The victims were arrested in the operation in Nairobi alone. Police arrested more than 5,000 but released some before taking others to Kasarani, which is a screening centre but has been gazetted as a police station.
He said the operation will continue and has so far spread to other parts of the country including Mombasa, Kisumu, Nakuru and Nyeri.
The police boss said lack of political support from some people has affected the operation but vowed to continue with it because it is aimed at making the country safer.
Most of those in custody were individuals who are in the country illegally without valid documents, those who were outside the precincts of legally gazetted areas and those who had unauthenticated documents.
Kimaiyo said they are paying attention to documents that the suspects produce to justify their nationality which include IDs, passports, visa and work permits and refugee cards which can be manipulated by unscrupulous people.
He said he is aware many illegal immigrants have moved from Nairobi to other towns but said their days are numbered.
Some officers involved in the operation complained their resources were getting overstretched.
“There is a crisis building because even our officers are getting tired.

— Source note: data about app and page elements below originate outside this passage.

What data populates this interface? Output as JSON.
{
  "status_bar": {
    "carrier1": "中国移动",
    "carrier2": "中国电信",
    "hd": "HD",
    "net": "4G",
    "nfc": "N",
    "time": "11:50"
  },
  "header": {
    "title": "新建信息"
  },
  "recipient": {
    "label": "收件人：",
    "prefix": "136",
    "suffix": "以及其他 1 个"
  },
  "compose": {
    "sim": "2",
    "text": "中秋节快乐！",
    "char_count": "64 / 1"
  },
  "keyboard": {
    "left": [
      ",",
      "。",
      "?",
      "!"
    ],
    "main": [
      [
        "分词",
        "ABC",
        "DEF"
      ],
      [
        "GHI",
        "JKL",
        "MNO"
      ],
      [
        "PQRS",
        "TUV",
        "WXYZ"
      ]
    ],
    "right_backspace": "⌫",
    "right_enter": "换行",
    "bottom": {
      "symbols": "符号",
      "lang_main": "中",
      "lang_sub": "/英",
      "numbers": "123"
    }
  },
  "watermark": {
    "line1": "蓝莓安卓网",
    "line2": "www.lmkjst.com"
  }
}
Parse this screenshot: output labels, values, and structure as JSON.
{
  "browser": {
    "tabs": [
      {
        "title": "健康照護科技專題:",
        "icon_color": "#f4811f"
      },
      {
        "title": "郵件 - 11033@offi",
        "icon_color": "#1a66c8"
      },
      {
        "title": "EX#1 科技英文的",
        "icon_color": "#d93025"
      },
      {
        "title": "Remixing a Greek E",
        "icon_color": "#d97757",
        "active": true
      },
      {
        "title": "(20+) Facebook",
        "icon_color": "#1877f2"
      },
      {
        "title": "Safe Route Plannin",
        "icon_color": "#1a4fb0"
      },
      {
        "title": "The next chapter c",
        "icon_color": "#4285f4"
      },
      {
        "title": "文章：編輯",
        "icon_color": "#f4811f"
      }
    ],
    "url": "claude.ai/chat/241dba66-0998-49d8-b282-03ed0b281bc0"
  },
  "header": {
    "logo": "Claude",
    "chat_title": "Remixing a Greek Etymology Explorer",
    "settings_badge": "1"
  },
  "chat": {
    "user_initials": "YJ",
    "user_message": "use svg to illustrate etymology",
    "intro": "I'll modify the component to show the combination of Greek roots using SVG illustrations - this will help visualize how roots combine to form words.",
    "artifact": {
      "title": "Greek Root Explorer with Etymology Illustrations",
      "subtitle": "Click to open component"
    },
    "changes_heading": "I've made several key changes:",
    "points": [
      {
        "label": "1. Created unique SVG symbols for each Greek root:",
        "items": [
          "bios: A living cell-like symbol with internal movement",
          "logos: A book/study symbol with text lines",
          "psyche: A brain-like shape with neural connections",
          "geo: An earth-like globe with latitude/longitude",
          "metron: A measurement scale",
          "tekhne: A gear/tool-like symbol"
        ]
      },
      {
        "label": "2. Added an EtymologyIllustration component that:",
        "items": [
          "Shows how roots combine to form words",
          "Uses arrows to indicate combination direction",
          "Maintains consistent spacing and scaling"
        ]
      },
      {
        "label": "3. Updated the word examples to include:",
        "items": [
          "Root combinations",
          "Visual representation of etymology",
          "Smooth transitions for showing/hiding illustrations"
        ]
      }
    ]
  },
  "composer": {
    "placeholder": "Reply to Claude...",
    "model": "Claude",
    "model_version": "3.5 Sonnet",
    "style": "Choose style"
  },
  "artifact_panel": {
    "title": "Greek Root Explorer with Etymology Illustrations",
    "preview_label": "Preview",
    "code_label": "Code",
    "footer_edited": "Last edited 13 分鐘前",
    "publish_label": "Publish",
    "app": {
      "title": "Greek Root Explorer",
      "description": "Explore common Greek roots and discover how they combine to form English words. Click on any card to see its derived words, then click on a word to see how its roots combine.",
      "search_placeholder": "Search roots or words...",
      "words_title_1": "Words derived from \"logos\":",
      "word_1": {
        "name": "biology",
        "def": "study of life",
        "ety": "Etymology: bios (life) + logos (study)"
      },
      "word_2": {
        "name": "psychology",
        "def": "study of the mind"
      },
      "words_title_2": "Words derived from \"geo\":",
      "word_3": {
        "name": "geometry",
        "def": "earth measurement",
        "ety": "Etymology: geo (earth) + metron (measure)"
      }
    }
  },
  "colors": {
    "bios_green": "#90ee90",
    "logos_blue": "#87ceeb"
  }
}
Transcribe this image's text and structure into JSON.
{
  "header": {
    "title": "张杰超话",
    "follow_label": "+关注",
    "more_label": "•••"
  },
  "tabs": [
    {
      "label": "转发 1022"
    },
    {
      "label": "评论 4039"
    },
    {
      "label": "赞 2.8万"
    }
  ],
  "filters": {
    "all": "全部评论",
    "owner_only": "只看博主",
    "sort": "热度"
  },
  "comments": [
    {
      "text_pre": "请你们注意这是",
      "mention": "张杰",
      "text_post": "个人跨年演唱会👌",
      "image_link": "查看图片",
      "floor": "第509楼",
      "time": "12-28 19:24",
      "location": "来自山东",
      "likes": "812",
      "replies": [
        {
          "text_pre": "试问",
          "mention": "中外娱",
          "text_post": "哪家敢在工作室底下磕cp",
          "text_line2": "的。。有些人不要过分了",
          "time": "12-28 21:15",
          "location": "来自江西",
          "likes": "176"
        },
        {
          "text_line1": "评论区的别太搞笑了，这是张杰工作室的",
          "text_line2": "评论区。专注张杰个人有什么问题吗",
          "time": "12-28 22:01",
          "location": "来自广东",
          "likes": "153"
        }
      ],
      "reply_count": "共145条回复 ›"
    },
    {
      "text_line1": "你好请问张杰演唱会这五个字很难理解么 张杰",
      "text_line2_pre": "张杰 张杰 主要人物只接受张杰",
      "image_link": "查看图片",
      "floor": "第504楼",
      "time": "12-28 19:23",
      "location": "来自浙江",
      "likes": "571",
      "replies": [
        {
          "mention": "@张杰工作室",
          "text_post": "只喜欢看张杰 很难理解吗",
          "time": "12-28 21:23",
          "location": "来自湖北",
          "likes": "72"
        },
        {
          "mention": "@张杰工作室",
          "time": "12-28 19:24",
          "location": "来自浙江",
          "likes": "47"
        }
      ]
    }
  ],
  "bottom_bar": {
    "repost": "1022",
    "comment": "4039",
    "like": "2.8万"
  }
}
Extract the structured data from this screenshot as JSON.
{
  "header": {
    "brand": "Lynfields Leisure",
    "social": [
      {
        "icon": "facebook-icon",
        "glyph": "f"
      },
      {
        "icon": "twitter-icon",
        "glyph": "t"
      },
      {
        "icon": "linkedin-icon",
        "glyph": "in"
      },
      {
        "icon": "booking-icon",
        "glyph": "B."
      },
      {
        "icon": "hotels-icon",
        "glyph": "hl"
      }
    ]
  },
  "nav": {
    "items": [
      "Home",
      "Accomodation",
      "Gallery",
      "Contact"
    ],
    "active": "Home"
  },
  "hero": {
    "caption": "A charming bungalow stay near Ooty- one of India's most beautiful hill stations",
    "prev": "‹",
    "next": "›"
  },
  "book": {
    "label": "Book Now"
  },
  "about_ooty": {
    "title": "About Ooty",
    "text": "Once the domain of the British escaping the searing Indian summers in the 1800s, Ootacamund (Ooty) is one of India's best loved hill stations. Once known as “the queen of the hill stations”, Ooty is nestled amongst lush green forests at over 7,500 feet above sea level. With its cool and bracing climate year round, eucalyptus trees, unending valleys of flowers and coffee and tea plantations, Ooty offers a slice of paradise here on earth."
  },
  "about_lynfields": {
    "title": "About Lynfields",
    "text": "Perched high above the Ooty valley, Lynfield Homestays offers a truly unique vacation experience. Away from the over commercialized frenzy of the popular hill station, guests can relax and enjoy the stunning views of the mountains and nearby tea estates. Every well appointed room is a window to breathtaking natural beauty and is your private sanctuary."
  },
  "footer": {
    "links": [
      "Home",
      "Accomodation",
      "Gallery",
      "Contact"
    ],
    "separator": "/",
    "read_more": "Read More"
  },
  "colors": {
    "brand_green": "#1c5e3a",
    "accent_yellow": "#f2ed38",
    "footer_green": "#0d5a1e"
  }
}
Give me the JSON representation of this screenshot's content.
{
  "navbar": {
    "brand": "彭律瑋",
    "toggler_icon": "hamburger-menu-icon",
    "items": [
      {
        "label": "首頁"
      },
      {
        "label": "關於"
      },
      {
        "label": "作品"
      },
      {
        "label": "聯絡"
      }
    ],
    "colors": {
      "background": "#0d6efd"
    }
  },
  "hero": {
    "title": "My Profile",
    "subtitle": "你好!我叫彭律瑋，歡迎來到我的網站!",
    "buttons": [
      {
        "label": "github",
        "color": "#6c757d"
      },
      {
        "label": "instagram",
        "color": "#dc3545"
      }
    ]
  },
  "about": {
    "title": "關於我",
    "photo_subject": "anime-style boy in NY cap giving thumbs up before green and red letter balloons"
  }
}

The government is yet to give resources like vehicles to enable the movement of these suspects,” said a senior officer aware of the operation.
Mwinyi said an additional 3,000 police officers who will graduate from the Administration Police Training College Thursday would be deployed in several areas including the city.
“We have boosted our operations ahead of the holidays and cannot say that there is a terror threat in the city” said Mwinyi.
The festivities will be held amid several security swoops in the city, which began two weeks ago in Eastleigh.
The Department of Refugee Affairs in Nairobi ordered all 600,000 refugees and asylum seekers to go back to their designated camps in Kakuma and Daadab.
The directive follows numerous cases of insecurity around the country and a major crackdown on suspected terrorists.